It’s hard to believe that Kirby is 20 years old now. The deceptively cute puffball brought a tremendous amount of whimsy to 8-and-16-bit consoles in the early ‘90s, and despite his games coming off as somewhat simple, the series has a strong following. But his career hasn’t been an easy one, and unfortunately the anniversary compilation Nintendo released to celebrate Kirby’s impressive lifespan highlights perhaps the lowest point for the pre-GameCube franchise: Kirby 64: The Crystal Shards.
The Nintendo 64 is my least favorite system to date, so that likely colors my opinion of Kirby 64. I feel it was an ambitious console for Nintendo, but the company’s refusal to abandon the cartridge format was a detriment to the hardware’s capabilities.
Kirby 64’s biggest problems aren’t hardware related, though. Between the Super Nintendo and the 64, Kirby underwent a horrible transformation. The whimsy in Dreamland was stripped down to base components and flat textures, and Kirby no longer put on adorable hats whenever he swallowed enemies to emulate their abilities.
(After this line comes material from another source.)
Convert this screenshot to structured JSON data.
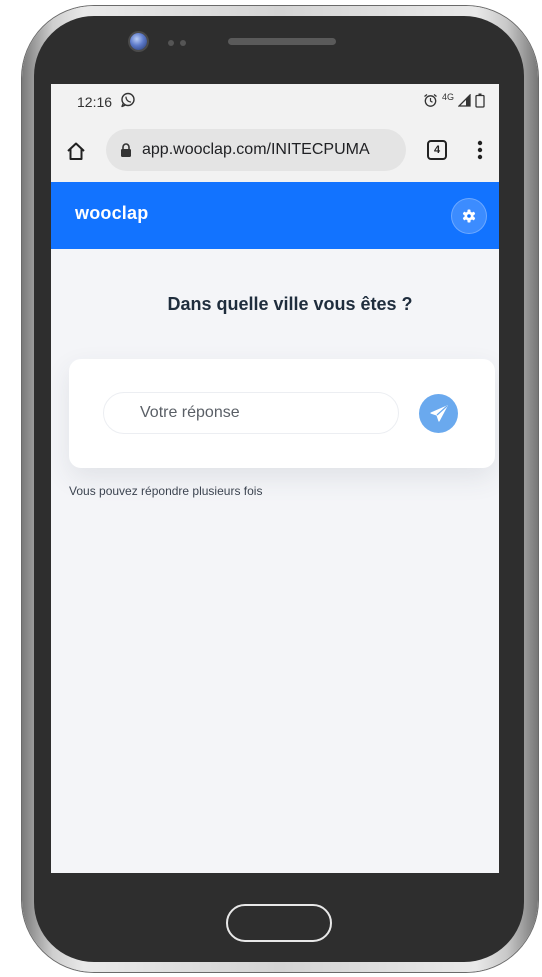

Instead, Kirby turns into a legless fireball and even rips off his own face to throw it like a boomerang.
Worse still, Kirby’s ability to hover in the air was drastically shortened by a time limit. Apparently Kirby can only hold his breath for so long before plummeting to the ground. Later games did away with the mechanic, and it certainly was not a factor in previous titles.
If you buy Kirby’s Dream Collection, Crystal Shards is a strange closer to a set featuring Kirby’s Adventure and Super Star. After playing five brilliantly designed and creative platformers, descending into this mess of empty level design and unsatisfactory animation is very disheartening. I would have almost preferred it if Nintendo had left the anniversary retrospective at five games, or perhaps included Kirby’s Dream Course rather than venturing onto the 64.
Seriously though, when I want to joyfully remember the good old days of Kirby, Crystal Shards doesn’t inspire warm and fuzzy feelings. The image of Kirby throwing his face at enemies while the rest of his body wobbles forward is a horrible thing to think about. And now I can’t stop.
Mobile developer or publisher? VentureBeat is studying mobile marketing automation.
Fill out our 5-minute survey
, and we'll share the data with you.